(Goal of the exercise): Go through each line of the records below and count those with the word "description". Give only the count.

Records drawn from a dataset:
╔══

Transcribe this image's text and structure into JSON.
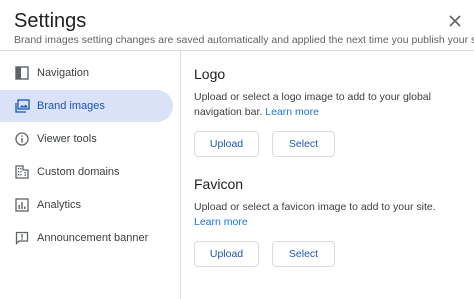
{
  "dialog": {
    "title": "Settings",
    "subtitle": "Brand images setting changes are saved automatically and applied the next time you publish your site"
  },
  "sidebar": {
    "items": [
      {
        "label": "Navigation",
        "icon": "navigation-icon",
        "active": false
      },
      {
        "label": "Brand images",
        "icon": "image-icon",
        "active": true
      },
      {
        "label": "Viewer tools",
        "icon": "info-icon",
        "active": false
      },
      {
        "label": "Custom domains",
        "icon": "building-icon",
        "active": false
      },
      {
        "label": "Analytics",
        "icon": "analytics-icon",
        "active": false
      },
      {
        "label": "Announcement banner",
        "icon": "announcement-icon",
        "active": false
      }
    ]
  },
  "logo": {
    "title": "Logo",
    "description": "Upload or select a logo image to add to your global navigation bar.",
    "link": "Learn more",
    "upload_label": "Upload",
    "select_label": "Select"
  },
  "favicon": {
    "title": "Favicon",
    "description": "Upload or select a favicon image to add to your site.",
    "link": "Learn more",
    "upload_label": "Upload",
    "select_label": "Select"
  },
  "colors": {
    "accent": "#1a73e8",
    "active_bg": "#d9e2f7",
    "active_text": "#1a56b4"
  }
}
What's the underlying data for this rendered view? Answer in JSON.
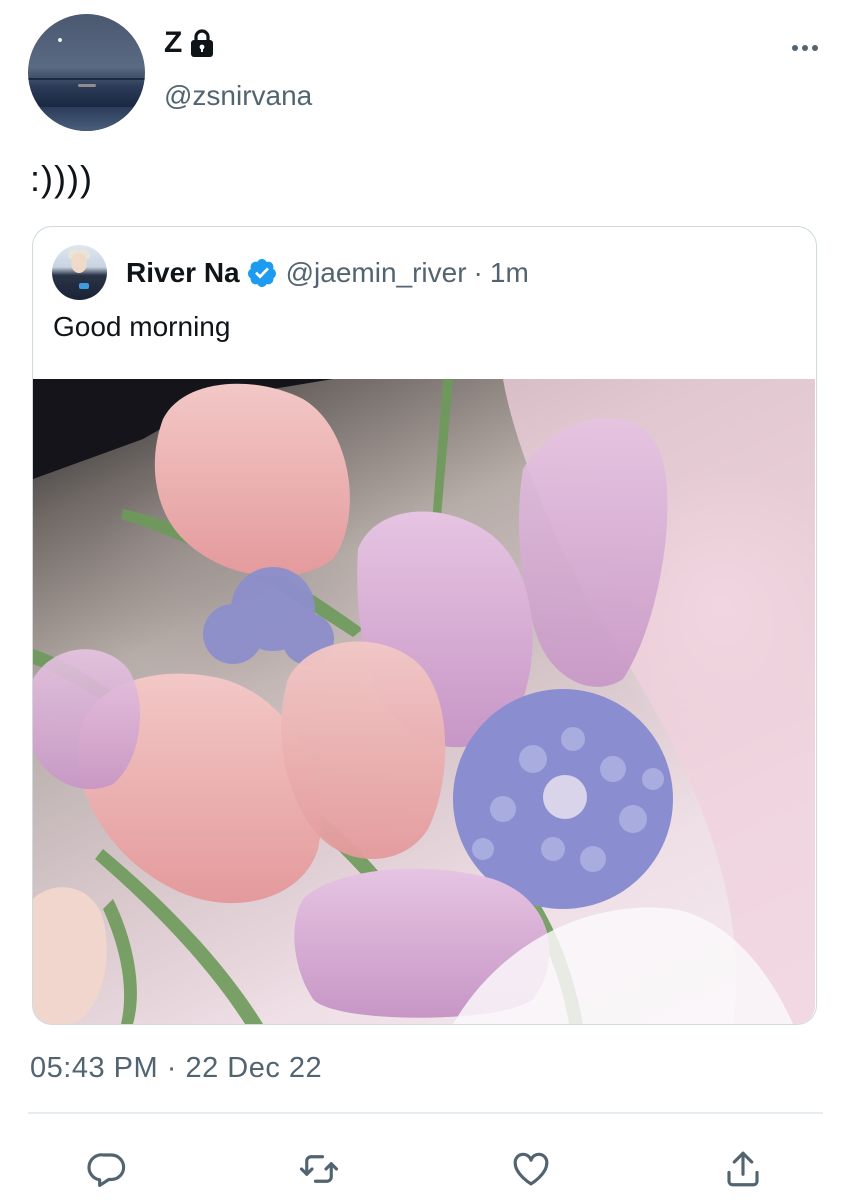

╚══

(Solution below): 2